Extracted data entries:

□ □ □

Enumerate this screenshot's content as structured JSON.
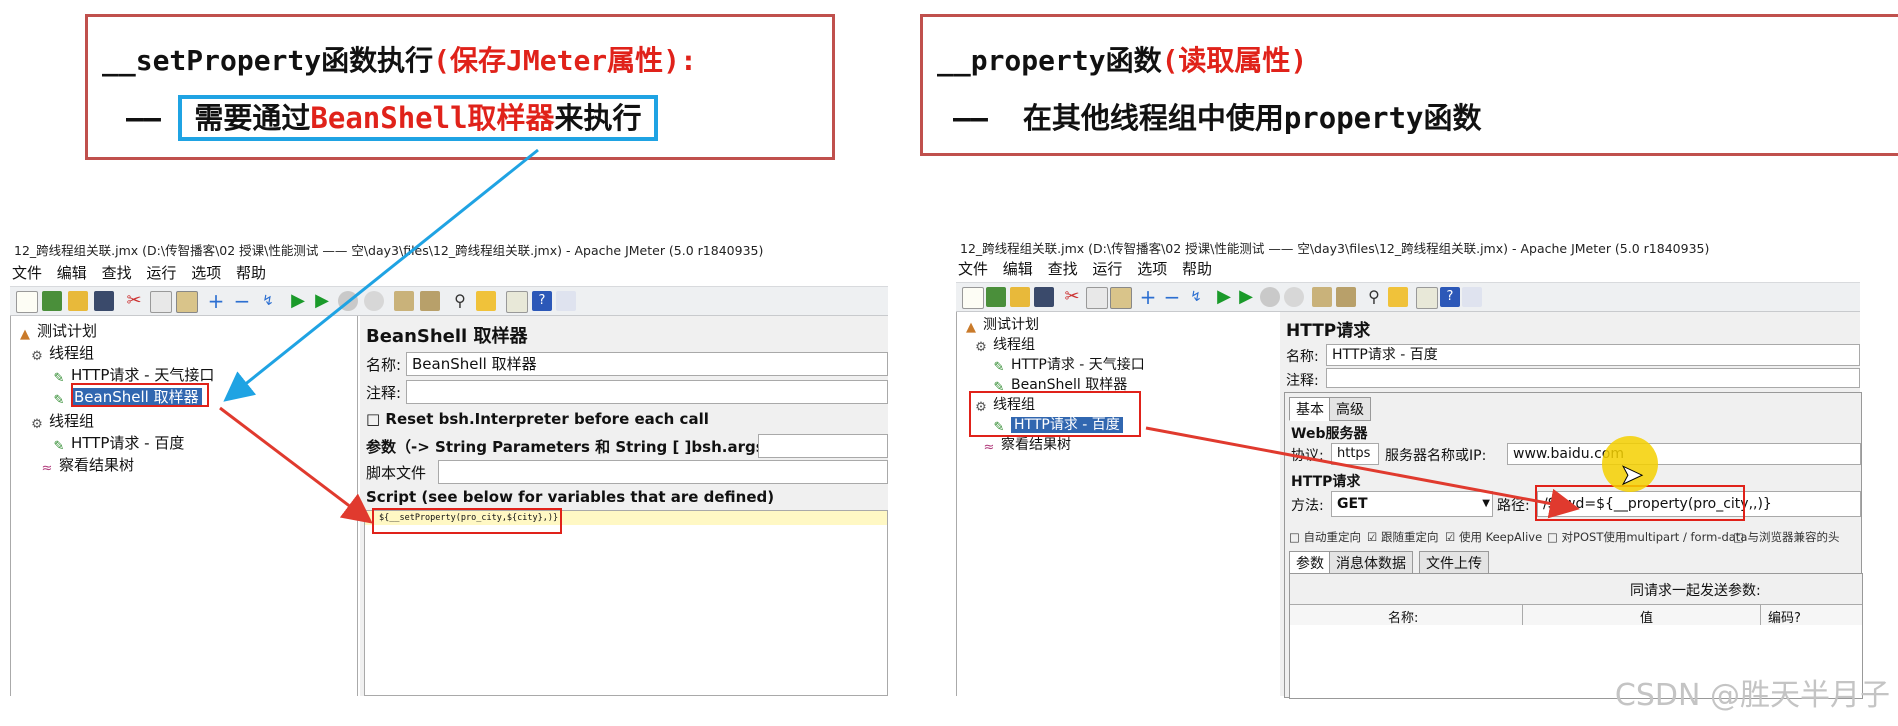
{
  "callout_left": {
    "line1_prefix": "__setProperty函数执行",
    "line1_highlight": "(保存JMeter属性):",
    "line2_dash": "——",
    "line2_a": "需要通过",
    "line2_b": "BeanShell取样器",
    "line2_c": "来执行"
  },
  "callout_right": {
    "line1_prefix": "__property函数",
    "line1_highlight": "(读取属性)",
    "line2_dash": "——",
    "line2": "在其他线程组中使用property函数"
  },
  "left_window": {
    "title": "12_跨线程组关联.jmx (D:\\传智播客\\02 授课\\性能测试 —— 空\\day3\\files\\12_跨线程组关联.jmx) - Apache JMeter (5.0 r1840935)",
    "menu": [
      "文件",
      "编辑",
      "查找",
      "运行",
      "选项",
      "帮助"
    ],
    "tree": {
      "test_plan": "测试计划",
      "thread_group_1": "线程组",
      "http_weather": "HTTP请求 - 天气接口",
      "beanshell": "BeanShell 取样器",
      "thread_group_2": "线程组",
      "http_baidu": "HTTP请求 - 百度",
      "result_tree": "察看结果树"
    },
    "panel": {
      "heading": "BeanShell 取样器",
      "name_label": "名称:",
      "name_value": "BeanShell 取样器",
      "comment_label": "注释:",
      "reset_label": "Reset bsh.Interpreter before each call",
      "params_label": "参数（-> String Parameters 和 String [ ]bsh.args）",
      "script_file_label": "脚本文件",
      "script_label": "Script (see below for variables that are defined)",
      "script_code": "${__setProperty(pro_city,${city},)}"
    }
  },
  "right_window": {
    "title": "12_跨线程组关联.jmx (D:\\传智播客\\02 授课\\性能测试 —— 空\\day3\\files\\12_跨线程组关联.jmx) - Apache JMeter (5.0 r1840935)",
    "menu": [
      "文件",
      "编辑",
      "查找",
      "运行",
      "选项",
      "帮助"
    ],
    "tree": {
      "test_plan": "测试计划",
      "thread_group_1": "线程组",
      "http_weather": "HTTP请求 - 天气接口",
      "beanshell": "BeanShell 取样器",
      "thread_group_2": "线程组",
      "http_baidu": "HTTP请求 - 百度",
      "result_tree": "察看结果树"
    },
    "panel": {
      "heading": "HTTP请求",
      "name_label": "名称:",
      "name_value": "HTTP请求 - 百度",
      "comment_label": "注释:",
      "tab_basic": "基本",
      "tab_advanced": "高级",
      "web_server": "Web服务器",
      "protocol_label": "协议:",
      "protocol_value": "https",
      "server_label": "服务器名称或IP:",
      "server_value": "www.baidu.com",
      "http_request": "HTTP请求",
      "method_label": "方法:",
      "method_value": "GET",
      "path_label": "路径:",
      "path_value": "/S?wd=${__property(pro_city,,)}",
      "opt_redirect_auto": "自动重定向",
      "opt_follow_redirects": "跟随重定向",
      "opt_keepalive": "使用 KeepAlive",
      "opt_multipart": "对POST使用multipart / form-data",
      "opt_browser_headers": "与浏览器兼容的头",
      "tab_params": "参数",
      "tab_body": "消息体数据",
      "tab_files": "文件上传",
      "send_params": "同请求一起发送参数:",
      "col_name": "名称:",
      "col_value": "值",
      "col_encode": "编码?"
    }
  },
  "watermark": "CSDN @胜天半月子",
  "colors": {
    "callout_border": "#c0504d",
    "highlight": "#e0221a",
    "blue_box": "#1fa3e3"
  }
}
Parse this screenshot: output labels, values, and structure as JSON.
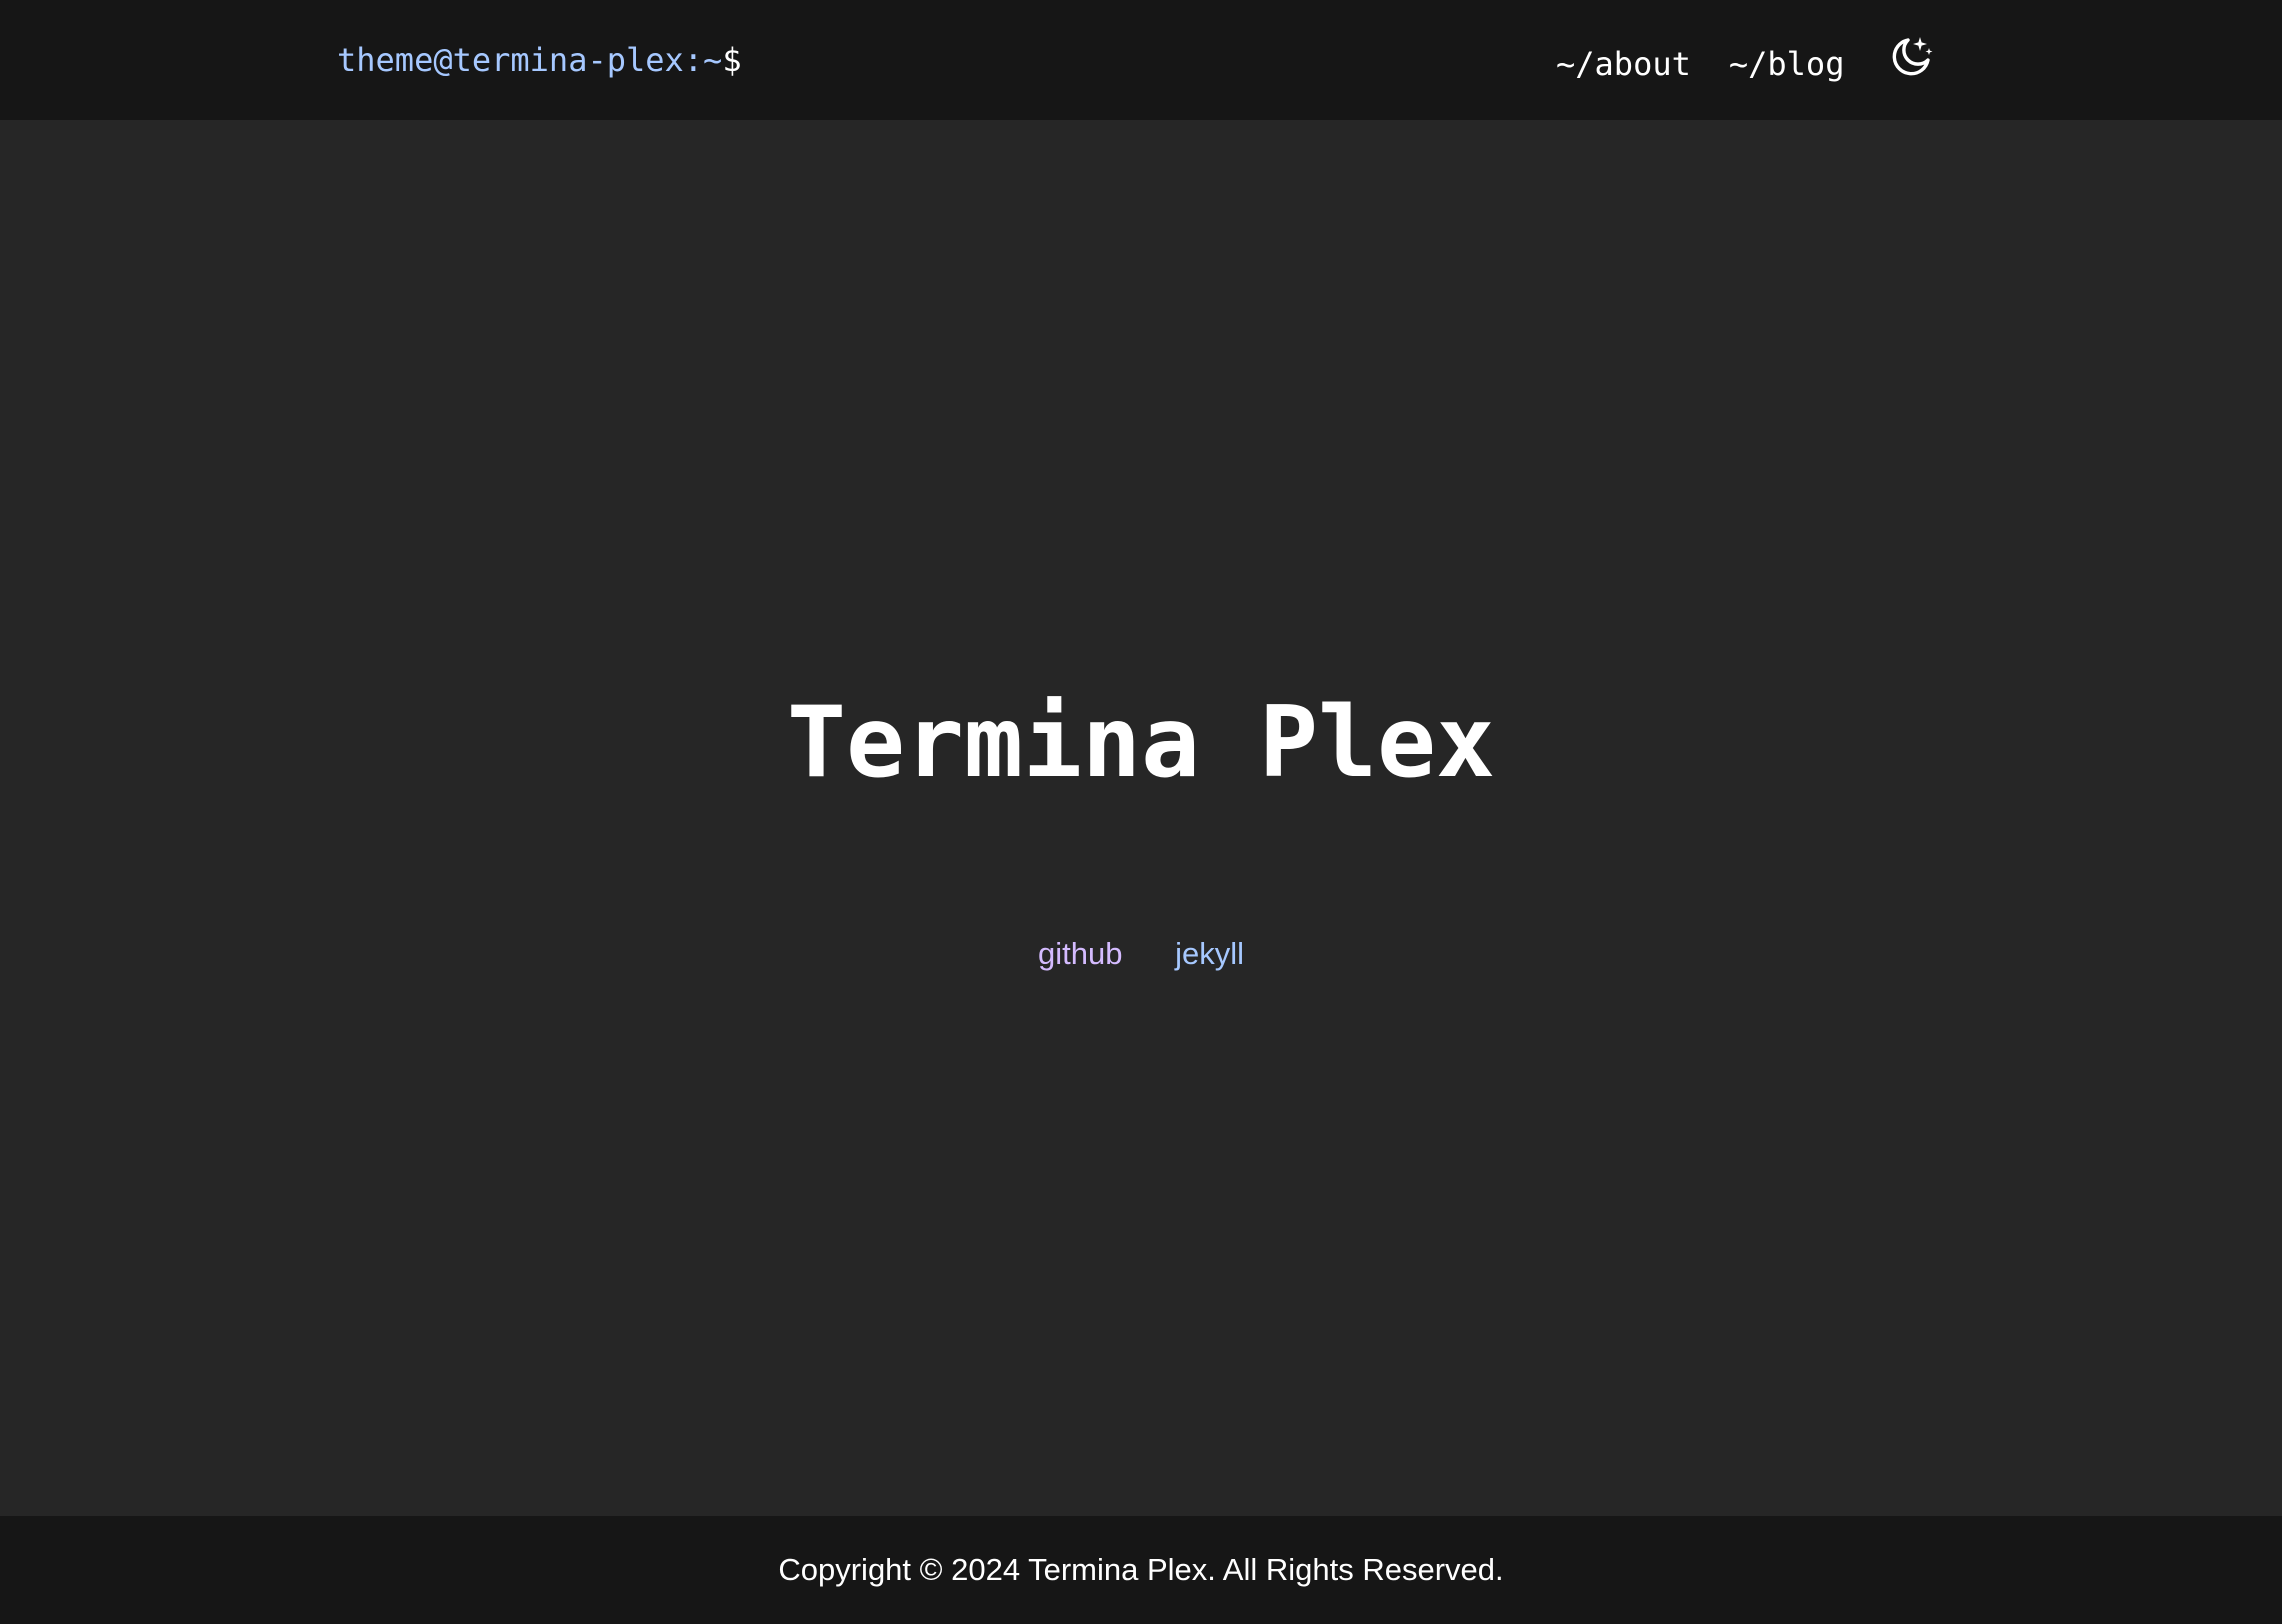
{
  "header": {
    "prompt": {
      "user": "theme@termina-plex",
      "separator": ":",
      "path": "~",
      "symbol": "$"
    },
    "nav": {
      "about_label": "~/about",
      "blog_label": "~/blog"
    },
    "theme_toggle_icon": "moon-stars-icon"
  },
  "main": {
    "title": "Termina Plex",
    "links": {
      "github_label": "github",
      "jekyll_label": "jekyll"
    }
  },
  "footer": {
    "copyright": "Copyright © 2024 Termina Plex. All Rights Reserved."
  },
  "colors": {
    "background": "#262626",
    "bar_background": "#161616",
    "prompt_blue": "#a6c8ff",
    "link_purple": "#d4bbff",
    "link_blue": "#a6c8ff",
    "text": "#ffffff"
  }
}
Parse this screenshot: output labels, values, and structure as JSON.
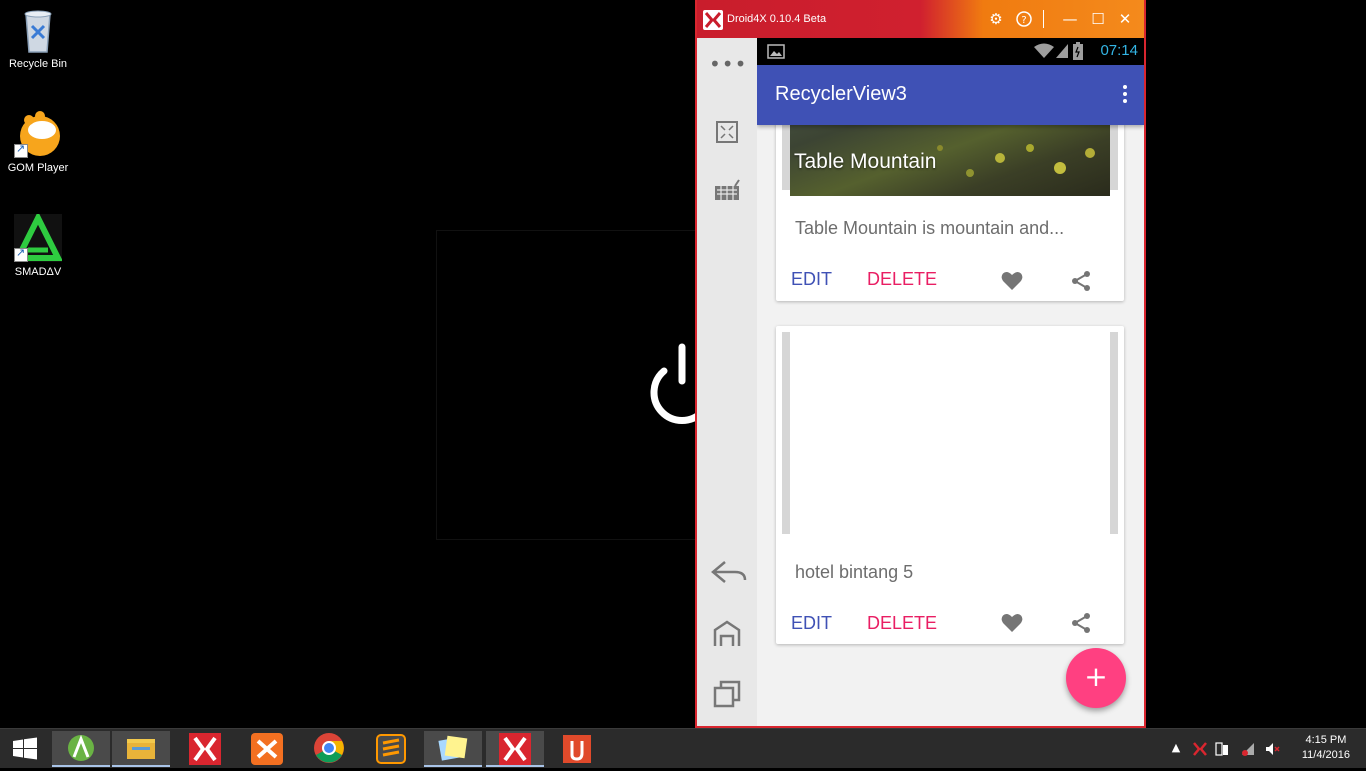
{
  "desktop": {
    "icons": [
      {
        "label": "Recycle Bin"
      },
      {
        "label": "GOM Player"
      },
      {
        "label": "SMADΔV"
      }
    ]
  },
  "emulator": {
    "title": "Droid4X 0.10.4 Beta",
    "sidebar": [
      "more-icon",
      "fullscreen-icon",
      "keyboard-icon",
      "back-icon",
      "home-icon",
      "recent-apps-icon"
    ]
  },
  "android": {
    "status_time": "07:14",
    "app_title": "RecyclerView3",
    "cards": [
      {
        "image_title": "Table Mountain",
        "description": "Table Mountain is mountain and...",
        "edit_label": "EDIT",
        "delete_label": "DELETE"
      },
      {
        "image_title": "",
        "description": "hotel bintang 5",
        "edit_label": "EDIT",
        "delete_label": "DELETE"
      }
    ],
    "fab_label": "+"
  },
  "taskbar": {
    "clock_time": "4:15 PM",
    "clock_date": "11/4/2016"
  },
  "colors": {
    "app_bar": "#3f51b5",
    "accent": "#e91e63",
    "fab": "#ff4081",
    "emulator_border": "#d9262f"
  }
}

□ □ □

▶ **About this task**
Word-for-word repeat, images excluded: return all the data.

▶ **Task answer**
Enumerate this screenshot's content as structured JSON.
{
  "callout_left": {
    "line1_prefix": "__setProperty函数执行",
    "line1_highlight": "(保存JMeter属性):",
    "line2_dash": "——",
    "line2_a": "需要通过",
    "line2_b": "BeanShell取样器",
    "line2_c": "来执行"
  },
  "callout_right": {
    "line1_prefix": "__property函数",
    "line1_highlight": "(读取属性)",
    "line2_dash": "——",
    "line2": "在其他线程组中使用property函数"
  },
  "left_window": {
    "title": "12_跨线程组关联.jmx (D:\\传智播客\\02 授课\\性能测试 —— 空\\day3\\files\\12_跨线程组关联.jmx) - Apache JMeter (5.0 r1840935)",
    "menu": [
      "文件",
      "编辑",
      "查找",
      "运行",
      "选项",
      "帮助"
    ],
    "tree": {
      "test_plan": "测试计划",
      "thread_group_1": "线程组",
      "http_weather": "HTTP请求 - 天气接口",
      "beanshell": "BeanShell 取样器",
      "thread_group_2": "线程组",
      "http_baidu": "HTTP请求 - 百度",
      "result_tree": "察看结果树"
    },
    "panel": {
      "heading": "BeanShell 取样器",
      "name_label": "名称:",
      "name_value": "BeanShell 取样器",
      "comment_label": "注释:",
      "reset_label": "Reset bsh.Interpreter before each call",
      "params_label": "参数（-> String Parameters 和 String [ ]bsh.args）",
      "script_file_label": "脚本文件",
      "script_label": "Script (see below for variables that are defined)",
      "script_code": "${__setProperty(pro_city,${city},)}"
    }
  },
  "right_window": {
    "title": "12_跨线程组关联.jmx (D:\\传智播客\\02 授课\\性能测试 —— 空\\day3\\files\\12_跨线程组关联.jmx) - Apache JMeter (5.0 r1840935)",
    "menu": [
      "文件",
      "编辑",
      "查找",
      "运行",
      "选项",
      "帮助"
    ],
    "tree": {
      "test_plan": "测试计划",
      "thread_group_1": "线程组",
      "http_weather": "HTTP请求 - 天气接口",
      "beanshell": "BeanShell 取样器",
      "thread_group_2": "线程组",
      "http_baidu": "HTTP请求 - 百度",
      "result_tree": "察看结果树"
    },
    "panel": {
      "heading": "HTTP请求",
      "name_label": "名称:",
      "name_value": "HTTP请求 - 百度",
      "comment_label": "注释:",
      "tab_basic": "基本",
      "tab_advanced": "高级",
      "web_server": "Web服务器",
      "protocol_label": "协议:",
      "protocol_value": "https",
      "server_label": "服务器名称或IP:",
      "server_value": "www.baidu.com",
      "http_request": "HTTP请求",
      "method_label": "方法:",
      "method_value": "GET",
      "path_label": "路径:",
      "path_value": "/S?wd=${__property(pro_city,,)}",
      "opt_redirect_auto": "自动重定向",
      "opt_follow_redirects": "跟随重定向",
      "opt_keepalive": "使用 KeepAlive",
      "opt_multipart": "对POST使用multipart / form-data",
      "opt_browser_headers": "与浏览器兼容的头",
      "tab_params": "参数",
      "tab_body": "消息体数据",
      "tab_files": "文件上传",
      "send_params": "同请求一起发送参数:",
      "col_name": "名称:",
      "col_value": "值",
      "col_encode": "编码?"
    }
  },
  "watermark": "CSDN @胜天半月子",
  "colors": {
    "callout_border": "#c0504d",
    "highlight": "#e0221a",
    "blue_box": "#1fa3e3"
  }
}
Parse this screenshot: output labels, values, and structure as JSON.
{
  "header": {
    "prompt": {
      "user": "theme@termina-plex",
      "separator": ":",
      "path": "~",
      "symbol": "$"
    },
    "nav": {
      "about_label": "~/about",
      "blog_label": "~/blog"
    },
    "theme_toggle_icon": "moon-stars-icon"
  },
  "main": {
    "title": "Termina Plex",
    "links": {
      "github_label": "github",
      "jekyll_label": "jekyll"
    }
  },
  "footer": {
    "copyright": "Copyright © 2024 Termina Plex. All Rights Reserved."
  },
  "colors": {
    "background": "#262626",
    "bar_background": "#161616",
    "prompt_blue": "#a6c8ff",
    "link_purple": "#d4bbff",
    "link_blue": "#a6c8ff",
    "text": "#ffffff"
  }
}
Parse this screenshot: output labels, values, and structure as JSON.
{
  "desktop": {
    "icons": [
      {
        "label": "Recycle Bin"
      },
      {
        "label": "GOM Player"
      },
      {
        "label": "SMADΔV"
      }
    ]
  },
  "emulator": {
    "title": "Droid4X 0.10.4 Beta",
    "sidebar": [
      "more-icon",
      "fullscreen-icon",
      "keyboard-icon",
      "back-icon",
      "home-icon",
      "recent-apps-icon"
    ]
  },
  "android": {
    "status_time": "07:14",
    "app_title": "RecyclerView3",
    "cards": [
      {
        "image_title": "Table Mountain",
        "description": "Table Mountain is mountain and...",
        "edit_label": "EDIT",
        "delete_label": "DELETE"
      },
      {
        "image_title": "",
        "description": "hotel bintang 5",
        "edit_label": "EDIT",
        "delete_label": "DELETE"
      }
    ],
    "fab_label": "+"
  },
  "taskbar": {
    "clock_time": "4:15 PM",
    "clock_date": "11/4/2016"
  },
  "colors": {
    "app_bar": "#3f51b5",
    "accent": "#e91e63",
    "fab": "#ff4081",
    "emulator_border": "#d9262f"
  }
}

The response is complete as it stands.